Return each entry unchanged.

[Records for the task]:
* * * * * * * * *
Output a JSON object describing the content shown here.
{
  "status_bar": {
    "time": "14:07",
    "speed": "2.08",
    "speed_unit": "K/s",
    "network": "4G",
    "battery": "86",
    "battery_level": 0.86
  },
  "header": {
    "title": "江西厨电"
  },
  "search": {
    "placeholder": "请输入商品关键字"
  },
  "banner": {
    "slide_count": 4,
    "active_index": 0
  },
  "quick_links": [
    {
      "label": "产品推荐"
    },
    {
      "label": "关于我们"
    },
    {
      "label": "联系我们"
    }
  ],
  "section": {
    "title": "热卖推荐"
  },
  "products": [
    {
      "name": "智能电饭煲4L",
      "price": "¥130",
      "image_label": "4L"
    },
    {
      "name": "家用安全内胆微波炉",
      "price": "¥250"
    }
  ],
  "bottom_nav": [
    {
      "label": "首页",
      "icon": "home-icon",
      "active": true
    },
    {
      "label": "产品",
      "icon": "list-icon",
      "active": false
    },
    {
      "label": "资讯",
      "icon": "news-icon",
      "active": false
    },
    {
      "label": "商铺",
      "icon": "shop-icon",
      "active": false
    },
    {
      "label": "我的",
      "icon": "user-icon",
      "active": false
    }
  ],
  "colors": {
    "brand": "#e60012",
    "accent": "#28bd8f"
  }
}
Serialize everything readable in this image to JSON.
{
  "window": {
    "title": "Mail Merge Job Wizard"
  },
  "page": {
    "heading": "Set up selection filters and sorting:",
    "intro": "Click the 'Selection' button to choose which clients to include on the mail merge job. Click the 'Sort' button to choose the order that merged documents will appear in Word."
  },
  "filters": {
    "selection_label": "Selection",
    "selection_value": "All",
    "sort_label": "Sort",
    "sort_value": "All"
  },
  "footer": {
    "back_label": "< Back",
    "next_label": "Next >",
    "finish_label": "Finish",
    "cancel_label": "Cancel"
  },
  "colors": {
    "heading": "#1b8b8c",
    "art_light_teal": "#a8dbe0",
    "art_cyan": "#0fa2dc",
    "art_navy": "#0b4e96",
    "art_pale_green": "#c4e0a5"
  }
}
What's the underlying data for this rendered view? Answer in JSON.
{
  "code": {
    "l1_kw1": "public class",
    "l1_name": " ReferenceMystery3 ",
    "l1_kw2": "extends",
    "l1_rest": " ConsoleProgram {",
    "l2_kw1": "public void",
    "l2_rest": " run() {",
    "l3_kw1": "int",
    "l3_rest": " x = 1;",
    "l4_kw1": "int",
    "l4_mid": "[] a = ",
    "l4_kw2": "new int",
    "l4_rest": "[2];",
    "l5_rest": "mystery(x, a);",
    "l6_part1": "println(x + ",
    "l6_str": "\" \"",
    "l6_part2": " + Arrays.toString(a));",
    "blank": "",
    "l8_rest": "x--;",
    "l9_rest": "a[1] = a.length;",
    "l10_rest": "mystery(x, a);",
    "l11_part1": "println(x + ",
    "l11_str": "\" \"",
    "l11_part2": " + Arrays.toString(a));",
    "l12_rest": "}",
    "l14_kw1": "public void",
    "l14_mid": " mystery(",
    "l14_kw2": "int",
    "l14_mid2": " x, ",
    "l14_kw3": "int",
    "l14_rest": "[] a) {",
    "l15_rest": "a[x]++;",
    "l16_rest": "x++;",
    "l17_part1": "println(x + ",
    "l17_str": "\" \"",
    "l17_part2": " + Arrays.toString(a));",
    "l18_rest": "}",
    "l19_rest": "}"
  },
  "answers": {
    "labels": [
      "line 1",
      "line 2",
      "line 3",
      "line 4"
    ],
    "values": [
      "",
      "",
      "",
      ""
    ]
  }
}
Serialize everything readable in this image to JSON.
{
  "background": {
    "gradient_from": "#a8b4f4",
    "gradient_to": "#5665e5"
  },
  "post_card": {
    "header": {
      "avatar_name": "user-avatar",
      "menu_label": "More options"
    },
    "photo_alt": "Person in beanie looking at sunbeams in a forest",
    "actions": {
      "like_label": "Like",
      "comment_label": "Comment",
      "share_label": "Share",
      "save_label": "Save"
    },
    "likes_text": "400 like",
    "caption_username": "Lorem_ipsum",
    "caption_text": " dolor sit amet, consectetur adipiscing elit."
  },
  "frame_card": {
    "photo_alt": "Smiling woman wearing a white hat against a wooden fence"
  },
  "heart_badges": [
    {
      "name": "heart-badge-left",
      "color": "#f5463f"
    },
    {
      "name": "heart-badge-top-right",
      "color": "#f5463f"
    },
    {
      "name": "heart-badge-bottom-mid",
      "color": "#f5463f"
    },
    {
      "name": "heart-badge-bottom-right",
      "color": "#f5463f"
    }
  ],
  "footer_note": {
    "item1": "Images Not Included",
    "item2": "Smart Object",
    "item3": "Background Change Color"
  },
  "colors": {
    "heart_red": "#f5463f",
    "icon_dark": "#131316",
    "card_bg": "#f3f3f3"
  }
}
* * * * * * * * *
[The completed task]:
Output a JSON object describing the content shown here.
{
  "status_bar": {
    "time": "14:07",
    "speed": "2.08",
    "speed_unit": "K/s",
    "network": "4G",
    "battery": "86",
    "battery_level": 0.86
  },
  "header": {
    "title": "江西厨电"
  },
  "search": {
    "placeholder": "请输入商品关键字"
  },
  "banner": {
    "slide_count": 4,
    "active_index": 0
  },
  "quick_links": [
    {
      "label": "产品推荐"
    },
    {
      "label": "关于我们"
    },
    {
      "label": "联系我们"
    }
  ],
  "section": {
    "title": "热卖推荐"
  },
  "products": [
    {
      "name": "智能电饭煲4L",
      "price": "¥130",
      "image_label": "4L"
    },
    {
      "name": "家用安全内胆微波炉",
      "price": "¥250"
    }
  ],
  "bottom_nav": [
    {
      "label": "首页",
      "icon": "home-icon",
      "active": true
    },
    {
      "label": "产品",
      "icon": "list-icon",
      "active": false
    },
    {
      "label": "资讯",
      "icon": "news-icon",
      "active": false
    },
    {
      "label": "商铺",
      "icon": "shop-icon",
      "active": false
    },
    {
      "label": "我的",
      "icon": "user-icon",
      "active": false
    }
  ],
  "colors": {
    "brand": "#e60012",
    "accent": "#28bd8f"
  }
}
Serialize everything readable in this image to JSON.
{
  "window": {
    "title": "Mail Merge Job Wizard"
  },
  "page": {
    "heading": "Set up selection filters and sorting:",
    "intro": "Click the 'Selection' button to choose which clients to include on the mail merge job. Click the 'Sort' button to choose the order that merged documents will appear in Word."
  },
  "filters": {
    "selection_label": "Selection",
    "selection_value": "All",
    "sort_label": "Sort",
    "sort_value": "All"
  },
  "footer": {
    "back_label": "< Back",
    "next_label": "Next >",
    "finish_label": "Finish",
    "cancel_label": "Cancel"
  },
  "colors": {
    "heading": "#1b8b8c",
    "art_light_teal": "#a8dbe0",
    "art_cyan": "#0fa2dc",
    "art_navy": "#0b4e96",
    "art_pale_green": "#c4e0a5"
  }
}
What's the underlying data for this rendered view? Answer in JSON.
{
  "code": {
    "l1_kw1": "public class",
    "l1_name": " ReferenceMystery3 ",
    "l1_kw2": "extends",
    "l1_rest": " ConsoleProgram {",
    "l2_kw1": "public void",
    "l2_rest": " run() {",
    "l3_kw1": "int",
    "l3_rest": " x = 1;",
    "l4_kw1": "int",
    "l4_mid": "[] a = ",
    "l4_kw2": "new int",
    "l4_rest": "[2];",
    "l5_rest": "mystery(x, a);",
    "l6_part1": "println(x + ",
    "l6_str": "\" \"",
    "l6_part2": " + Arrays.toString(a));",
    "blank": "",
    "l8_rest": "x--;",
    "l9_rest": "a[1] = a.length;",
    "l10_rest": "mystery(x, a);",
    "l11_part1": "println(x + ",
    "l11_str": "\" \"",
    "l11_part2": " + Arrays.toString(a));",
    "l12_rest": "}",
    "l14_kw1": "public void",
    "l14_mid": " mystery(",
    "l14_kw2": "int",
    "l14_mid2": " x, ",
    "l14_kw3": "int",
    "l14_rest": "[] a) {",
    "l15_rest": "a[x]++;",
    "l16_rest": "x++;",
    "l17_part1": "println(x + ",
    "l17_str": "\" \"",
    "l17_part2": " + Arrays.toString(a));",
    "l18_rest": "}",
    "l19_rest": "}"
  },
  "answers": {
    "labels": [
      "line 1",
      "line 2",
      "line 3",
      "line 4"
    ],
    "values": [
      "",
      "",
      "",
      ""
    ]
  }
}
Serialize everything readable in this image to JSON.
{
  "background": {
    "gradient_from": "#a8b4f4",
    "gradient_to": "#5665e5"
  },
  "post_card": {
    "header": {
      "avatar_name": "user-avatar",
      "menu_label": "More options"
    },
    "photo_alt": "Person in beanie looking at sunbeams in a forest",
    "actions": {
      "like_label": "Like",
      "comment_label": "Comment",
      "share_label": "Share",
      "save_label": "Save"
    },
    "likes_text": "400 like",
    "caption_username": "Lorem_ipsum",
    "caption_text": " dolor sit amet, consectetur adipiscing elit."
  },
  "frame_card": {
    "photo_alt": "Smiling woman wearing a white hat against a wooden fence"
  },
  "heart_badges": [
    {
      "name": "heart-badge-left",
      "color": "#f5463f"
    },
    {
      "name": "heart-badge-top-right",
      "color": "#f5463f"
    },
    {
      "name": "heart-badge-bottom-mid",
      "color": "#f5463f"
    },
    {
      "name": "heart-badge-bottom-right",
      "color": "#f5463f"
    }
  ],
  "footer_note": {
    "item1": "Images Not Included",
    "item2": "Smart Object",
    "item3": "Background Change Color"
  },
  "colors": {
    "heart_red": "#f5463f",
    "icon_dark": "#131316",
    "card_bg": "#f3f3f3"
  }
}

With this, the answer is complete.